63. Throughout HENDERSON’s provision of behavioral health services to CRUZ,

HENDERSON failed to diagnose CRUZ with antisocial personality disorder (psychopathy),

dissocial personality disorder (sociopathy) and/or conduct disorder, and thus failed to treat

CRUZ’s psychopathy, sociopathy and/or conduct disorder.

64. Throughout HENDERSON’s provision of behavioral health services to CRUZ,

HENDERSON recorded CRUZ’s medication regimen for the purposes of medication

management and failed to properly coordinate and supervise the medicinal care of CRUZ.

65. HENDERSON knew or should have known that CRUZ was depressed and suffered from

antisocial personality disorder (psychopathy), dissocial personality disorder (sociopathy),

and/or conduct disorder, that their provision of services were making things worse, and that

CRUZ posed a risk of harm to the students, teachers and administrators of MSDHS given the

circumstances, including his conditions and violent tendencies and behavior.

66. HENDERSON failed to warn the students, teachers and administrators of MSDHS that

CRUZ posed a risk of harm to them.

18

67. HENDERSON further failed to properly inform SBBC and school officials regarding

CRUZ, or participated with SBBC and school officials in the improper mainstreaming of

CRUZ into MSDHS, which led to CRUZ being improperly transferred to MSDHS – a school

that he could not handle and for which he was not suitable.

68. As a direct and proximate result of the actions of Defendant HENDERSON, GINA ROSE

MONTALTO suffered bodily harm on February 14, 2018 from an assault and battery on the

subject school premises which caused her death, and her Estate and survivors have suffered

and will continue to suffer damages into the future, including as the applicable law may

provide:

a. Past and future mental pain and suffering of ANTHONY MONTALTO, who is the

father of GINA ROSE MONTALTO;

b. Past and future mental pain and suffering of JENNIFER MONTALTO, who is the

mother of GINA ROSE MONTALTO;

c. Past and future loss of Decedent’s support and services;

d. The prospective net accumulations of the Estate of GINA ROSE MONTALTO;

e. The expense of medical care and funeral arrangements due to the death of GINA

ROSE MONTALTO; and

f. Any and all other damages which the applicable law allows.

WHEREFORE, the Plaintiffs, ANTHONY MONTALTO and JENNIFER MONTALTO, as
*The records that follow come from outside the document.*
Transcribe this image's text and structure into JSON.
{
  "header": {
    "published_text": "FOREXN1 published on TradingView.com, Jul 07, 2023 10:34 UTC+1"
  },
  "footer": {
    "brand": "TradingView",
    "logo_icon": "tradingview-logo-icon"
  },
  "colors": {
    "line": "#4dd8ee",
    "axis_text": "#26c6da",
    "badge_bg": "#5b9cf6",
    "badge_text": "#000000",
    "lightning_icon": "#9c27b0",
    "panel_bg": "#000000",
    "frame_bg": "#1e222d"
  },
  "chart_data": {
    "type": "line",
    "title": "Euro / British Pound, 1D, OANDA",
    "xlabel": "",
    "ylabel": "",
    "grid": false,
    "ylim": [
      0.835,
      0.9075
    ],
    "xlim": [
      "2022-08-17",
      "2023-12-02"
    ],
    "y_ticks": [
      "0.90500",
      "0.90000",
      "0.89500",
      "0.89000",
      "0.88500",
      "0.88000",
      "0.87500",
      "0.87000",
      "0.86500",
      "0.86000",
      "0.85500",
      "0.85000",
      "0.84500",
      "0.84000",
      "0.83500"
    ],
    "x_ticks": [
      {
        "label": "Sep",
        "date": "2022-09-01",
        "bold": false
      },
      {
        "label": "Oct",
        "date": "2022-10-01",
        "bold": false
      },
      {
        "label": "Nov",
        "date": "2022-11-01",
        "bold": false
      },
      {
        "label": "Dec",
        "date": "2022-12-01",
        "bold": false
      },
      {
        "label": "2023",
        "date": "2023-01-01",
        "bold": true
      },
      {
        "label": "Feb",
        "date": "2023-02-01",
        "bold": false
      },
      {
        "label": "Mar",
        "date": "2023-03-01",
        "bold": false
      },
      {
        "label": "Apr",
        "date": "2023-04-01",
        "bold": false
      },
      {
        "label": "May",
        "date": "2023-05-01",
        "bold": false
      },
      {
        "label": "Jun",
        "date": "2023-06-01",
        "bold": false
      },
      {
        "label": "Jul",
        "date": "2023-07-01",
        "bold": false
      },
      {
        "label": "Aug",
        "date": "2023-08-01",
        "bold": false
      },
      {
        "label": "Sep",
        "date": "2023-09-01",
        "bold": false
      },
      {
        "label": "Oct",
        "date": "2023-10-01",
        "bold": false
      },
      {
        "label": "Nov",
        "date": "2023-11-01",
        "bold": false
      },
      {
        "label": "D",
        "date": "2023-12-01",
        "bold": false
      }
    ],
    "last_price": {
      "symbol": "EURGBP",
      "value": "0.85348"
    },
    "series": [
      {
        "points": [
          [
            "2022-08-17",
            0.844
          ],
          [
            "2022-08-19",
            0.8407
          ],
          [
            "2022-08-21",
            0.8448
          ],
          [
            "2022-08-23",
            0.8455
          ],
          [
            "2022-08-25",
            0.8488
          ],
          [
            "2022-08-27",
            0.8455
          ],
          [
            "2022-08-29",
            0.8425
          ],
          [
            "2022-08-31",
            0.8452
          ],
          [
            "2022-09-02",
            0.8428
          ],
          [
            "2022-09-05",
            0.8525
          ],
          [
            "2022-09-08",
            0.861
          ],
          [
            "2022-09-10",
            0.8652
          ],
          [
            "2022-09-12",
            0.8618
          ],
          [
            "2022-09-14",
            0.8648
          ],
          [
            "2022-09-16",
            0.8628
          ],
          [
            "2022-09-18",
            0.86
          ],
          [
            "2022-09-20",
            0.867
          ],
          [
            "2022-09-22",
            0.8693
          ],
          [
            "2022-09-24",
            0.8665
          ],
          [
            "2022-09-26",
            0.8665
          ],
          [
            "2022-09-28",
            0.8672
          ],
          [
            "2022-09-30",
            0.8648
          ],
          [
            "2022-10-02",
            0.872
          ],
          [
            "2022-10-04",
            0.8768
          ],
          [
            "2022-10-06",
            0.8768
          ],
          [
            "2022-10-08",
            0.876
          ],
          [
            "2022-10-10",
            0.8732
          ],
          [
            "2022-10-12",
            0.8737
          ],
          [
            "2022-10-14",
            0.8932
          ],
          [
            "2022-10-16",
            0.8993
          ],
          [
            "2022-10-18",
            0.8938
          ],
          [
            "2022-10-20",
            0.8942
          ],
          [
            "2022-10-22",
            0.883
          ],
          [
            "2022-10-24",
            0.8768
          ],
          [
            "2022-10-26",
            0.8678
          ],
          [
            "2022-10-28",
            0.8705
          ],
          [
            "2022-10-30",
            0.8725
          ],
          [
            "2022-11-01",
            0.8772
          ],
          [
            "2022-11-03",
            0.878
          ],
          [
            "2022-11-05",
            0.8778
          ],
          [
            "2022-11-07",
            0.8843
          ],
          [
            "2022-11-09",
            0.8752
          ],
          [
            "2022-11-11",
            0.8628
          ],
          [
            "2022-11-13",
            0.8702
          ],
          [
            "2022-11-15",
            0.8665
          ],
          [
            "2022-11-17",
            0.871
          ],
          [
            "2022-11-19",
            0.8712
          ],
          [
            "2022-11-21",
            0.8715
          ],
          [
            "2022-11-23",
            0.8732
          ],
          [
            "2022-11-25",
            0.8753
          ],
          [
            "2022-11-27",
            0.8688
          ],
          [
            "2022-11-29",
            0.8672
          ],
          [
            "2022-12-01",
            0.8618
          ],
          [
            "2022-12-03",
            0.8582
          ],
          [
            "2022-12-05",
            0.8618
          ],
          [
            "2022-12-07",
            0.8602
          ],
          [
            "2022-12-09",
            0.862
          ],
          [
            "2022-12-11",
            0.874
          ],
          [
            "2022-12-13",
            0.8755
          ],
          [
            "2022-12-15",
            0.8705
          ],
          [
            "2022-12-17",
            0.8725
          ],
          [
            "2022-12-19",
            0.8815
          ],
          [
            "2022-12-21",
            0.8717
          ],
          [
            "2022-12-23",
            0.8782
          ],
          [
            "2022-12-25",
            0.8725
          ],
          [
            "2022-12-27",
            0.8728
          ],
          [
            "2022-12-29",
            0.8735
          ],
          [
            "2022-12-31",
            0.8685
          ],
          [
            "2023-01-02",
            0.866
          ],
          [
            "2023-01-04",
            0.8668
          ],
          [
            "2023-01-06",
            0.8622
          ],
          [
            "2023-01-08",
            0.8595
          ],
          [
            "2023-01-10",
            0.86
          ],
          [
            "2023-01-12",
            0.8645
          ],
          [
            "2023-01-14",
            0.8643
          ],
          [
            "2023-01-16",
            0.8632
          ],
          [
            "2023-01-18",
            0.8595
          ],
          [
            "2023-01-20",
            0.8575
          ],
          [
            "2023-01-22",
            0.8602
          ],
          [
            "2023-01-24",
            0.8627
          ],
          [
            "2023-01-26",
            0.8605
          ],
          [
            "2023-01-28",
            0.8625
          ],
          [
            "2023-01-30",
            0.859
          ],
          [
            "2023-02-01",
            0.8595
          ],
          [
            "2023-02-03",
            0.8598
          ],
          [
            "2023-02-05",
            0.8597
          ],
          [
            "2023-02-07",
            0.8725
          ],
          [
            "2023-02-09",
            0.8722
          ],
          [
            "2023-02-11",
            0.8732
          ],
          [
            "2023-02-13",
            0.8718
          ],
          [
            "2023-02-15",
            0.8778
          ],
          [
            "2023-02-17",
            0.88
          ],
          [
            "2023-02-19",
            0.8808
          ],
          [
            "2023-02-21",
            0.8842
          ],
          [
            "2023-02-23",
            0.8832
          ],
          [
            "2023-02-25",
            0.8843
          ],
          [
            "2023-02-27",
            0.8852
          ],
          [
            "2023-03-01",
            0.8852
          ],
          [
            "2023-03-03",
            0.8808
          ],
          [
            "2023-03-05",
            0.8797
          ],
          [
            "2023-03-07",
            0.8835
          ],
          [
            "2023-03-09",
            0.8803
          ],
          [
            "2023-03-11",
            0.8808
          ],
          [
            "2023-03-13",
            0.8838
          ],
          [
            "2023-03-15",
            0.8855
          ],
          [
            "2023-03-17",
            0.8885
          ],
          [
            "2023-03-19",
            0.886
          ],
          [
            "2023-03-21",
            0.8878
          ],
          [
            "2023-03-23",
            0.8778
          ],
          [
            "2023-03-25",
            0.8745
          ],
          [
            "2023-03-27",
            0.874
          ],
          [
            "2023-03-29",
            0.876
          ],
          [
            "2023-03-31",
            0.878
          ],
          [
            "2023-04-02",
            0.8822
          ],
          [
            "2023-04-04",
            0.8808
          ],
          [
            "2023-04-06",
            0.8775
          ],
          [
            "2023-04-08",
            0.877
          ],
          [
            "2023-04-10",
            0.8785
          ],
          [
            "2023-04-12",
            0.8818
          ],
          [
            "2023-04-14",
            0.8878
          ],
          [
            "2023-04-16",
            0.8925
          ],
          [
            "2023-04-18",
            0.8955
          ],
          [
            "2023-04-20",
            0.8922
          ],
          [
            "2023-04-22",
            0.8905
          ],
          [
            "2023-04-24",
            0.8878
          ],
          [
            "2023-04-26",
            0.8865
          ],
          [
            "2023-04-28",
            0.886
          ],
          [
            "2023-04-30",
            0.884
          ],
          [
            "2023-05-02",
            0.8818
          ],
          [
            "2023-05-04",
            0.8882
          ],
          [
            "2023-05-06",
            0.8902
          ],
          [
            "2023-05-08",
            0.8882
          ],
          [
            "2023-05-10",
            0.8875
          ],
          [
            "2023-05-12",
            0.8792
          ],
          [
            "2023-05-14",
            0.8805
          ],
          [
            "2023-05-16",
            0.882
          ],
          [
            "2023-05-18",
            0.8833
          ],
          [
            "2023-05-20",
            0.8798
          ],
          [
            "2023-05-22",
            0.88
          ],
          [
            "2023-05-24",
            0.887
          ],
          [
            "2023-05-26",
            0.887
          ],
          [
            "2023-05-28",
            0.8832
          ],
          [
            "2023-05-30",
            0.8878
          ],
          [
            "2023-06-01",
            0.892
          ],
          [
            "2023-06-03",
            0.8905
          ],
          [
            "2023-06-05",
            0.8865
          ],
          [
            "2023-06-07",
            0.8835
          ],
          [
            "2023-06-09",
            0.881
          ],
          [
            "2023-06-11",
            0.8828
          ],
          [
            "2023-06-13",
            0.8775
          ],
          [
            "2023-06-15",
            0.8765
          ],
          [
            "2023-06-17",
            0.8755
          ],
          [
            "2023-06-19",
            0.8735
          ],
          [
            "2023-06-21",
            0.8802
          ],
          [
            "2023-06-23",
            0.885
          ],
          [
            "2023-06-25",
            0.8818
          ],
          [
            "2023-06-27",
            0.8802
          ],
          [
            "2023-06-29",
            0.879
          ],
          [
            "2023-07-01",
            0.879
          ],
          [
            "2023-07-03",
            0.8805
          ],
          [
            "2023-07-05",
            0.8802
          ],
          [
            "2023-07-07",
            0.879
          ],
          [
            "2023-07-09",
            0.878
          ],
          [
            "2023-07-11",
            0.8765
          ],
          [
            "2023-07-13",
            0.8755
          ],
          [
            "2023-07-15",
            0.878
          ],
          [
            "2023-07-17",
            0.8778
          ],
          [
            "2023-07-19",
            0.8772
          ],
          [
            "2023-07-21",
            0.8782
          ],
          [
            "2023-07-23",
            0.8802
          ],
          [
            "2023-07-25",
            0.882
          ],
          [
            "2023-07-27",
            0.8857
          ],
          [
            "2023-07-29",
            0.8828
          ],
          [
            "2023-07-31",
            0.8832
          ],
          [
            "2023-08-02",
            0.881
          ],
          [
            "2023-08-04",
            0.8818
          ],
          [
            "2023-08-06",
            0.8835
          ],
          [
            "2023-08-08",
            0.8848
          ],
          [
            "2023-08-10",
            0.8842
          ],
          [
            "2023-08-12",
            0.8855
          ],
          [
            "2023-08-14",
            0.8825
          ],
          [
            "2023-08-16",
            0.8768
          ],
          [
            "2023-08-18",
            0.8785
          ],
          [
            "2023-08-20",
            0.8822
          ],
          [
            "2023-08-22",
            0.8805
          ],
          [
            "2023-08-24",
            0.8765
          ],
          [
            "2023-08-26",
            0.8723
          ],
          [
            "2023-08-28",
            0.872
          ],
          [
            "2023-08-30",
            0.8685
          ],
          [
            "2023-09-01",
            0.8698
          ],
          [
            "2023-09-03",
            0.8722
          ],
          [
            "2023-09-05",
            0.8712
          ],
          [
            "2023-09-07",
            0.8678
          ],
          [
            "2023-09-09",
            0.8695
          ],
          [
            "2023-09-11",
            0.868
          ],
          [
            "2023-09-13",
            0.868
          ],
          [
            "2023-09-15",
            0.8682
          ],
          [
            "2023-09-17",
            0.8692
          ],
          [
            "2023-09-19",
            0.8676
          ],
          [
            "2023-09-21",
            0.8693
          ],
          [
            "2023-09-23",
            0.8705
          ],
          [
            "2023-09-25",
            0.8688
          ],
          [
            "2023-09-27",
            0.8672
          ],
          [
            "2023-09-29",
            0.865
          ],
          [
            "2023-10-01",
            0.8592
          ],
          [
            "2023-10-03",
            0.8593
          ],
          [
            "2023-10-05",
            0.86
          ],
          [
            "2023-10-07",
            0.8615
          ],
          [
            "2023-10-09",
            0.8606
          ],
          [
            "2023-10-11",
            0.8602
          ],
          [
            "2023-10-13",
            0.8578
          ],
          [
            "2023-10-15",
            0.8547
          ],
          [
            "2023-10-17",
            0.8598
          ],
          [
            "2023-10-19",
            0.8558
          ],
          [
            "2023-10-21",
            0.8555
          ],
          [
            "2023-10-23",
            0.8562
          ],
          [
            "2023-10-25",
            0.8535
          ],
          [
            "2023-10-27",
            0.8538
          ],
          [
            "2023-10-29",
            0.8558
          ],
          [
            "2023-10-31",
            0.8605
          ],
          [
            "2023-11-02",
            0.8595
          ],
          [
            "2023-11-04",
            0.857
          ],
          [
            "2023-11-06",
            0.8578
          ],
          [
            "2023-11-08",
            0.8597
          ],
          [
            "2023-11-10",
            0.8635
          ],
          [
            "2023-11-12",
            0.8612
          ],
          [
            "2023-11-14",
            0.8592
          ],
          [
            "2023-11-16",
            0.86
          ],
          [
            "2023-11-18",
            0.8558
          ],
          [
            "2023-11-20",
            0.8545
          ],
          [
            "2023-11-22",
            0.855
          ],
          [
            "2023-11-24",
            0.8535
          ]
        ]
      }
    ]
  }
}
Co-Personal Representatives of the Estate of GINA ROSE MONTALTO, and individually, sue the

Defendant, HENDERSON BEHAVIORAL HEALTH INC., and demand judgment against the

Defendant for all damages recoverable under the laws of Florida and further demands a trial by jury

on all issues so triable as of right by a jury.

19

DEMAND FOR JURY TRIAL

Plaintiffs demand a trial by jury of all issues triable as of right by a jury.

DATED this 10th day of April, 2019.

GROSSMAN ROTH YAFFA COHEN, P.A. Attorneys for Plaintiffs 2525 Ponce de Leon Blvd., Suite 1150 Coral Gables, Florida 33134 Tel.: (305) 442-8666 Fax: (305) 285-1668 E-Mail: aag@grossmanroth.com

By: /s/ Manuel A. Arteaga-Gomez STUART Z. GROSSMAN Fla. Bar No.: 156113 ANDREW B. YAFFA Fla. Bar No.: 897310 MANUEL A. ARTEAGA-GOMEZ Fla. Bar No.: 18122 WILLIAM P. MULLIGAN Fla. Bar No.: 106521

20